People are the sum of their experiences. We couldn’t be who we are today without key people, content, and moments in our lives. Think about the shows you loved growing up! Those helped shape you into who you are today. Even the content you love right now contributes to your personality, and how you portray yourself to the public. There are many things you can attribute to your influences. Looking back on these things can help spark inspiration! Use this inspiration to help you find different motifs and themes to incorporate into your personal brand.

Visuals created by Emily 2022

These steps won’t complete a brand strategy for you, but it will help you gain insight on what you lean towards. Stray away from gimmicks and embrace every facet you find. Using a mix of broad and precise “strokes” in the establishment of your personal brand will allow room for future growth. Be true to yourself, and success is bound to follow.

After doing these exercises, what words would you use to describe your brand? Share with your friends, and ask how they would describe themselves!

3 Ways to End the Social Media “Comparison Game”

In the realm of streaming, it’s difficult not to compare ourselves to our content creator peers- especially if they started their journey around the same time as us. Today, 1 in 8 Canadian users report feeling depressed, anxious, and envious when engaging with social media. When our worth as content creators is often judged by how many likes, comments, and subscribes we gain, it’s easy to see where that depression and anxiety comes from.

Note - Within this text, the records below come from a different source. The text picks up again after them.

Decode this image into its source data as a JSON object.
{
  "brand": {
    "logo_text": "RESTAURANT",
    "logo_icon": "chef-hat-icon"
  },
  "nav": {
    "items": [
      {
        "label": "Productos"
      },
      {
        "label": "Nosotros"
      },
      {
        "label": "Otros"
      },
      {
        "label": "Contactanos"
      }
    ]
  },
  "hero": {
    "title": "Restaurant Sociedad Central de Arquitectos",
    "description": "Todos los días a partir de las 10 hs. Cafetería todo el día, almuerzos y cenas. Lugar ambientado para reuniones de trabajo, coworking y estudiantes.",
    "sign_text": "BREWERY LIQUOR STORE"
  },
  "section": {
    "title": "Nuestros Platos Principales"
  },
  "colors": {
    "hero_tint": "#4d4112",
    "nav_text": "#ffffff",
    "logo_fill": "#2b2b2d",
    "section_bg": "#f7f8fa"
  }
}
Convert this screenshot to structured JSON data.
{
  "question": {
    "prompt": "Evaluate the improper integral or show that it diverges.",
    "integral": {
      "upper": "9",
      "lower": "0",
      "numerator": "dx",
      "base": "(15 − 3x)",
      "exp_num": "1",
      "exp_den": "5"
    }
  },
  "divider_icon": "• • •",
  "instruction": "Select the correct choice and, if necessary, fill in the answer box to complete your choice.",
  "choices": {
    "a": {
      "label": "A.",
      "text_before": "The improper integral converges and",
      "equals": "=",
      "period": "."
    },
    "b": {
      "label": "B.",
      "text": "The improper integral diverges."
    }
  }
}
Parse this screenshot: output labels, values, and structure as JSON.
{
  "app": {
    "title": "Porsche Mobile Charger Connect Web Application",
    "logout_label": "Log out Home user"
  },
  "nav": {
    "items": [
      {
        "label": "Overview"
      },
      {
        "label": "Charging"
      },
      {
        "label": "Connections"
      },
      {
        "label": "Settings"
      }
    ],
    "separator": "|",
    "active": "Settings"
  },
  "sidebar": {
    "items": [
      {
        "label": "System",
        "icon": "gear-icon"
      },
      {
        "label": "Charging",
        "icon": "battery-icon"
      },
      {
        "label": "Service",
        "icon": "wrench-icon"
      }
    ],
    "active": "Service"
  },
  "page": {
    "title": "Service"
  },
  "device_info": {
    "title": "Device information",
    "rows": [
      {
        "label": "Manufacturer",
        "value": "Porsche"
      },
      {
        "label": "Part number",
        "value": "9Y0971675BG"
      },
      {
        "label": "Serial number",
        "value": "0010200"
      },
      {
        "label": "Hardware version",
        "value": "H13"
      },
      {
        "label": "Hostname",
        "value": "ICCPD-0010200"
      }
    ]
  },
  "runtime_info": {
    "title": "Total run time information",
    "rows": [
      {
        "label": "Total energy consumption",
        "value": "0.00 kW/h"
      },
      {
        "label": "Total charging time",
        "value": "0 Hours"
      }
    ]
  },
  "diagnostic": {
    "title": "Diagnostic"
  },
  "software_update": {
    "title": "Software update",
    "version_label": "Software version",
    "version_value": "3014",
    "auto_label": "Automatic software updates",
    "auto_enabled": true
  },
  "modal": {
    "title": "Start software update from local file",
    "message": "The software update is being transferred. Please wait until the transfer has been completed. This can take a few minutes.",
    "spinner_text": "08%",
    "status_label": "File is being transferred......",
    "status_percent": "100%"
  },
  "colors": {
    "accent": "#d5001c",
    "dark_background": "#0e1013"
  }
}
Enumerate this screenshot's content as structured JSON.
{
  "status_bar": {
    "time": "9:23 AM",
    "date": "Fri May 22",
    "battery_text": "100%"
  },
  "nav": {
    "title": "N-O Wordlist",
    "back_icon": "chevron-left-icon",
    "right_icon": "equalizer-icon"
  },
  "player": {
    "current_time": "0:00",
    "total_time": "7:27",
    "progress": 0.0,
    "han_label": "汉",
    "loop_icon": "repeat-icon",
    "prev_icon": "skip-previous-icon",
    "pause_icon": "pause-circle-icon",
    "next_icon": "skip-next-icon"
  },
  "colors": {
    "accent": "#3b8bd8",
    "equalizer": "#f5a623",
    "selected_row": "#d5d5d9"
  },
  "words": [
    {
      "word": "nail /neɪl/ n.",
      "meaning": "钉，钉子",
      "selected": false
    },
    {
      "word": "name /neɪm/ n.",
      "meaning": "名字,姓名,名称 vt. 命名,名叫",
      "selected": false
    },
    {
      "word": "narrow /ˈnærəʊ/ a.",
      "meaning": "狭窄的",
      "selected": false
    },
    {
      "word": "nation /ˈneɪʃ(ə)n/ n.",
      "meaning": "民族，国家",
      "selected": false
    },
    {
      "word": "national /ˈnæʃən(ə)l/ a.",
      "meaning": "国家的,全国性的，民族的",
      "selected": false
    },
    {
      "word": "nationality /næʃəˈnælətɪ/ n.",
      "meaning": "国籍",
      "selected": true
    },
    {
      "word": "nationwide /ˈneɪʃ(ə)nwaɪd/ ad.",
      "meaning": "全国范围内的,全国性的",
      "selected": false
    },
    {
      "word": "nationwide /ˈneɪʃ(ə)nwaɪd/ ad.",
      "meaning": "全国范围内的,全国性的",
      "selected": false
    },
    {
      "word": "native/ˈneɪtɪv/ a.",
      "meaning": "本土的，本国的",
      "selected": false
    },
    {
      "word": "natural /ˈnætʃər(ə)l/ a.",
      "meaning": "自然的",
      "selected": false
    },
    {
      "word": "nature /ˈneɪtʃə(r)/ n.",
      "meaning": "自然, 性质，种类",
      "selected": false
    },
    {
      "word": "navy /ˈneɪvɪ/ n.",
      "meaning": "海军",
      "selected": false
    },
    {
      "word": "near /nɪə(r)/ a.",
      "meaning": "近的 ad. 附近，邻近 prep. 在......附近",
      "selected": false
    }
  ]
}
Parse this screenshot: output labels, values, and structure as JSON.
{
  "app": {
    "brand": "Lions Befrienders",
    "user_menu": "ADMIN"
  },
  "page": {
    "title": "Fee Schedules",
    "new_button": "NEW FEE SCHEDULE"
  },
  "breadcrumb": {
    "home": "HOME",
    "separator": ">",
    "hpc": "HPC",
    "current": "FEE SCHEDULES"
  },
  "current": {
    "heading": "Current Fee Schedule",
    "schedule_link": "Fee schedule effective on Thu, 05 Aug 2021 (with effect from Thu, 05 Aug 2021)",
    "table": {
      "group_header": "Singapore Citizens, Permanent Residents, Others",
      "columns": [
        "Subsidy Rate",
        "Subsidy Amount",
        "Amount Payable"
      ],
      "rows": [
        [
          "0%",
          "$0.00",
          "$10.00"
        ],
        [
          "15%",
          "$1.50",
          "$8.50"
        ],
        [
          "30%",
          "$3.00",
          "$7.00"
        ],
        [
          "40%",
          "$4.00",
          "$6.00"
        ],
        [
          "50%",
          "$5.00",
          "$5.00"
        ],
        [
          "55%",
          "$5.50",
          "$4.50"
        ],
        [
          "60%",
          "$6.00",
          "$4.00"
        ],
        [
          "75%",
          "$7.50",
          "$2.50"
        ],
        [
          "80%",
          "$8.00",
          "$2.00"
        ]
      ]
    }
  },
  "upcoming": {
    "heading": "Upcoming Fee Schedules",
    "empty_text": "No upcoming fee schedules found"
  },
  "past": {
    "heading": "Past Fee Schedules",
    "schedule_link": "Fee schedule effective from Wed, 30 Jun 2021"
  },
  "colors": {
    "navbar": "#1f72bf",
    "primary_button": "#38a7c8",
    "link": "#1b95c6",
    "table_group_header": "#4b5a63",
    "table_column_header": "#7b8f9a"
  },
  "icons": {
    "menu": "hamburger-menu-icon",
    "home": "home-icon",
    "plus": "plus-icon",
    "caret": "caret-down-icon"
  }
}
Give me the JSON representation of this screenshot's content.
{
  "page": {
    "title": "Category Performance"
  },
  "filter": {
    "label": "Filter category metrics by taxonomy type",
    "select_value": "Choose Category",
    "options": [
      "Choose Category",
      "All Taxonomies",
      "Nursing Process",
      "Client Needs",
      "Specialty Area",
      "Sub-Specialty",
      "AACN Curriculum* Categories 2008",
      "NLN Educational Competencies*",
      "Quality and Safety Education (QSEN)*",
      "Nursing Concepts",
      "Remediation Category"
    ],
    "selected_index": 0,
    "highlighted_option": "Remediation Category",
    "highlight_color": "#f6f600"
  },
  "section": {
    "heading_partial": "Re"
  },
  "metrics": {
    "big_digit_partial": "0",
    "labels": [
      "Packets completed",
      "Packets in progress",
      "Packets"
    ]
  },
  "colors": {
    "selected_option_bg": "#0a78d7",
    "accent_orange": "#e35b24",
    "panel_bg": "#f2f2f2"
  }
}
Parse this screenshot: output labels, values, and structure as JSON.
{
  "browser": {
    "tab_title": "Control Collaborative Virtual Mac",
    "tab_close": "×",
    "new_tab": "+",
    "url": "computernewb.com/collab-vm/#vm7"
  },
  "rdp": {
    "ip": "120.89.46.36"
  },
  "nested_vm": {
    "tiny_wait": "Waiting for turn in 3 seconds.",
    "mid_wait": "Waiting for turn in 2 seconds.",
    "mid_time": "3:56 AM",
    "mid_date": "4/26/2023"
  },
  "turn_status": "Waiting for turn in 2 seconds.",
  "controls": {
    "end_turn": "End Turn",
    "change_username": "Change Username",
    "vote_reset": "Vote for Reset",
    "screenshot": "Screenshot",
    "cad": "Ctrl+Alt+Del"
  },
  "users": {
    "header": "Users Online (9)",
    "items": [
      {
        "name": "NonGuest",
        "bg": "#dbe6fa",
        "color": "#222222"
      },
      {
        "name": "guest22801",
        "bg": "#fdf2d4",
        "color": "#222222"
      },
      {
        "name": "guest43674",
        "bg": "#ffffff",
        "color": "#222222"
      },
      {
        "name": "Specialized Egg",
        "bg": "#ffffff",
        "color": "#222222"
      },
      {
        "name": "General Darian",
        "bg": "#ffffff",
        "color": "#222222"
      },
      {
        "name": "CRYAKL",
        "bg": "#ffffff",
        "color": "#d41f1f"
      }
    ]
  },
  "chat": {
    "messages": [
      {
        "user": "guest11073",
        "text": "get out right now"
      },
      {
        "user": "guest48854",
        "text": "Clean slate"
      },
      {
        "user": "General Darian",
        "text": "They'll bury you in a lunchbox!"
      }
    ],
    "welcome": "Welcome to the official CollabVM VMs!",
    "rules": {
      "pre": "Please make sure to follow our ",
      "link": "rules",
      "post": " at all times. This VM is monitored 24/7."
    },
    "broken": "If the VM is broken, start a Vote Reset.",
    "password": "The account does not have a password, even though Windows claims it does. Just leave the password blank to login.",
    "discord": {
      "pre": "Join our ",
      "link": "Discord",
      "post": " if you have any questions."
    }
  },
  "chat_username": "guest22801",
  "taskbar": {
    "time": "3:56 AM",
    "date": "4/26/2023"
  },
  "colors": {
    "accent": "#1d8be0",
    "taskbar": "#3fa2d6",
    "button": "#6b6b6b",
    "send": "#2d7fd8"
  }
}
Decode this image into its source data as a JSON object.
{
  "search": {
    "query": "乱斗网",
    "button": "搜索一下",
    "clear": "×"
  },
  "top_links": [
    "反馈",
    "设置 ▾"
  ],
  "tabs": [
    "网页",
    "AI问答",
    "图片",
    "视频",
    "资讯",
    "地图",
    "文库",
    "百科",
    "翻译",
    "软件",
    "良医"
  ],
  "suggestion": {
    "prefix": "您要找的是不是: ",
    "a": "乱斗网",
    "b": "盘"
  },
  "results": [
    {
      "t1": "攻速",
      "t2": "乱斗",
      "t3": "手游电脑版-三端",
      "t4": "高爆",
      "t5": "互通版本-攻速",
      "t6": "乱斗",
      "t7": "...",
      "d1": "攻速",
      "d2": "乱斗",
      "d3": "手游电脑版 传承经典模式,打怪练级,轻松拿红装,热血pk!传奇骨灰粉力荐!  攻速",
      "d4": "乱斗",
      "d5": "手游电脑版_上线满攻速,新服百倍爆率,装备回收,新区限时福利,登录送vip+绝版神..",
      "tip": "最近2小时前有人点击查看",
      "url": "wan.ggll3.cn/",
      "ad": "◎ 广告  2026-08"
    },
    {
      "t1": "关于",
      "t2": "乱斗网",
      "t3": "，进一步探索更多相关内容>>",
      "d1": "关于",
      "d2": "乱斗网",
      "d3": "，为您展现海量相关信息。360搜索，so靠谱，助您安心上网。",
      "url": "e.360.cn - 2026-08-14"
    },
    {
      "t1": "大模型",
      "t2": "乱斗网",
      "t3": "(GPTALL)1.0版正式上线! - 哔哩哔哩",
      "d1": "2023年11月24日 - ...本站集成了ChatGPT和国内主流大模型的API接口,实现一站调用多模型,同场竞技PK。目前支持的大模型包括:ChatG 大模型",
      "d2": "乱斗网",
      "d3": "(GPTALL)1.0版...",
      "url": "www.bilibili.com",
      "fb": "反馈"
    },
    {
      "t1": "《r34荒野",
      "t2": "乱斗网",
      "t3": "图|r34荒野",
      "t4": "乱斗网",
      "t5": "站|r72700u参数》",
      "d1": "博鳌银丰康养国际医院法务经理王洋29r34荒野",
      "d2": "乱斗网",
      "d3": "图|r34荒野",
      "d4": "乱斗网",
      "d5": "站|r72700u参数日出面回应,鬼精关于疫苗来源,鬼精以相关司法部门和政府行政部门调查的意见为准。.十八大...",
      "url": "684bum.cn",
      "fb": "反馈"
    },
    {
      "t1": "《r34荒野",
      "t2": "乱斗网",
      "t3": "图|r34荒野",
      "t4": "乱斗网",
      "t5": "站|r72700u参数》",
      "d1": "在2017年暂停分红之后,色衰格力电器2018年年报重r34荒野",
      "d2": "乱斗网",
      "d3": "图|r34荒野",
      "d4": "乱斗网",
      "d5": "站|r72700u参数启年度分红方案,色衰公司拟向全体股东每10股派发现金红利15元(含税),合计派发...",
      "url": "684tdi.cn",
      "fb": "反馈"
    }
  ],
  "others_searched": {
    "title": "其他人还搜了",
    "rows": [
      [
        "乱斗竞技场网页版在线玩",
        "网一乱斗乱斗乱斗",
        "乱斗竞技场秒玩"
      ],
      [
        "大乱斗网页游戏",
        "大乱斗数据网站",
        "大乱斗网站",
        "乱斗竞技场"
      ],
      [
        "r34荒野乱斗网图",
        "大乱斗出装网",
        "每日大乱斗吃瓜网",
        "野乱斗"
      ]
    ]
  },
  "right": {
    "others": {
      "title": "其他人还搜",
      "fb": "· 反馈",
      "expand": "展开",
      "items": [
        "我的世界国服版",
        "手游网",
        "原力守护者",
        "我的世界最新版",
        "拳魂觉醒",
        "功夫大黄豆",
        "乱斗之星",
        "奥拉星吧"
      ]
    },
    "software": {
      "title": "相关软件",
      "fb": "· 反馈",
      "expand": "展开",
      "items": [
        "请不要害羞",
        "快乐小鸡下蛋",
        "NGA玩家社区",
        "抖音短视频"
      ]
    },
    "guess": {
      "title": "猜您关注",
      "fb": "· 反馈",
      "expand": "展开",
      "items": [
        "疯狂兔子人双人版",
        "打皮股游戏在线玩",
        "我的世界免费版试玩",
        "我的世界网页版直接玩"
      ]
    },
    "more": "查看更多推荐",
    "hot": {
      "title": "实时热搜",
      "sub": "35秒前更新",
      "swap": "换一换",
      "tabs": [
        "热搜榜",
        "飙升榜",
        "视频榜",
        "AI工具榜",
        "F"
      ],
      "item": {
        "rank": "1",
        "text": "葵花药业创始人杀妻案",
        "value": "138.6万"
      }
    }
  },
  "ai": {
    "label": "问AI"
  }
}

How are we supposed to live, laugh, love in this kind of environment? Making new content can be so difficult when all you can think of is how you compare to bigger streamers in the scene. What can we do as small streamers to encourage ourselves and others to keep trying?

One of the first steps we can take is changing our narrative on which parts of our growth matters. Right now, a majority of the focus is surrounding our streaming metrics and how they compare to other’s metrics. Growth isn’t only measured by a comparison in numbers though. We can gauge our progression differently, and avoid the hamster wheel of burnout. When we stop comparing ourselves to others, we have the space to indulge in our own successes and encourage our own improvement.

Have you learned any new skills?

Numbers are not everything! We can measure our growth in our mastery of skills. Did you learn how to use a new program? Did you figure out a way to streamline your setup? Even the smallest of improvements is still worthy of praise and recognition.

Have you learnt anything about yourself? Have you improved yourself?

Being an independently driven content creator puts a lot of importance on knowing yourself and your brand. As you journey through your streaming experience, you’re bound to find the intricacies about yourself. Learning those boundaries, likes, and dislikes will help you better define your brand and your life.

Through gratification!

One way we can track our advancement is through the time we spent enjoying our journey. Was there a stream where you had a blast? Did you meet any new friends? Those moments of happiness count as success. Time spent having fun is time well spent, and regardless of whether it has improved your numbers, those instances improved your life.

What can we do to help?

Your metrics as a streamer will always fluctuate. Relying on those numbers for your personal validation is unreliable and unhealthy. Invest in yourself and your growth. Taking the time to create measurable goals can greatly reduce the amount of demoralization you encounter. Here are some examples of goals you can use in the future:

  • Plan & execute an event
  • Start & finish a project
  • Update branding/assets
  • Reach out to new people
  • Create & stick to a content creation schedule

Have you ever implemented any of these into your everyday life? What other kind of goals can you think of to help keep yourself motivated?